Saint Martin's Colloquium Nov. 30 Draws From the Works of Flannery O'Connor
Nov. 18, 2004
Lacey – Georgia-born writer Flannery O’Connor, who died in 1964, is famous
for her short stories – stories in which dark violence and tragedy rub shoulders
with faith and comedy. Her life was cut short by disease at 39, but her stories,
essays and novels of the deep South and its spiritual and racial underpinnings
remain powerful today. At the Saint Martin’s College Fall Colloquium, Nov. 30,
Seattle Pacific University faculty member Todd Rendleman will perform excerpts
from several of her short stories and her two novels during this exploration of
how O’Connor revealed grace in the lives of her characters.
Rendleman’s dramatic presentation, “The Action of
Mercy: A Flannery O’Connor Performance Hour,” is a
presentation of the Society of Fellows, the college’s
honor society through the Inquiring Mind Series of
Humanities Washington. The colloquium will be at 7 p.m.
at the college’s Worthington Conference Center, 5300
Pacific Ave. SE. Admission is free and the public is
Rendleman is an assistant professor of communication
at Seattle Pacific and a researcher on the power and
effects of religious images in American popular culture.
He teaches courses in communication studies, the art of
film and the performance of fiction, which he sees as an

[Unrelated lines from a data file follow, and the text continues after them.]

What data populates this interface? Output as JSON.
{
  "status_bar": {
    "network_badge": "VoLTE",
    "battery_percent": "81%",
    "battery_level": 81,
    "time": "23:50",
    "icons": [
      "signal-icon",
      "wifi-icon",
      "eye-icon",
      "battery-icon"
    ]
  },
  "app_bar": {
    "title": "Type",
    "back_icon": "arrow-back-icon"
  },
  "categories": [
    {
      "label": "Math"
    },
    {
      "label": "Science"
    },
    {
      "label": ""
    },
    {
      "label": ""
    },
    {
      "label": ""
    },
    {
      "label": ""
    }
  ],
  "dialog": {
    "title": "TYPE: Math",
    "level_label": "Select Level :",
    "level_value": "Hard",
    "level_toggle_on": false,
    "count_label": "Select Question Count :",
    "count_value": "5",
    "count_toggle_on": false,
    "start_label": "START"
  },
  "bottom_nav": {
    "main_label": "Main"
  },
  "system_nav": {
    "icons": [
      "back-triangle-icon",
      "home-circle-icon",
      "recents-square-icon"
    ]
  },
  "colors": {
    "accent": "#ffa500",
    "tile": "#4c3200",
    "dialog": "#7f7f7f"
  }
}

important means of relating literature to life. He
specializes in performing the works on Southern women
writers such as O’Connor and Eudora Welty.
For more information:
Norma Shelan, community services professor
Society of Fellows
Office of Communication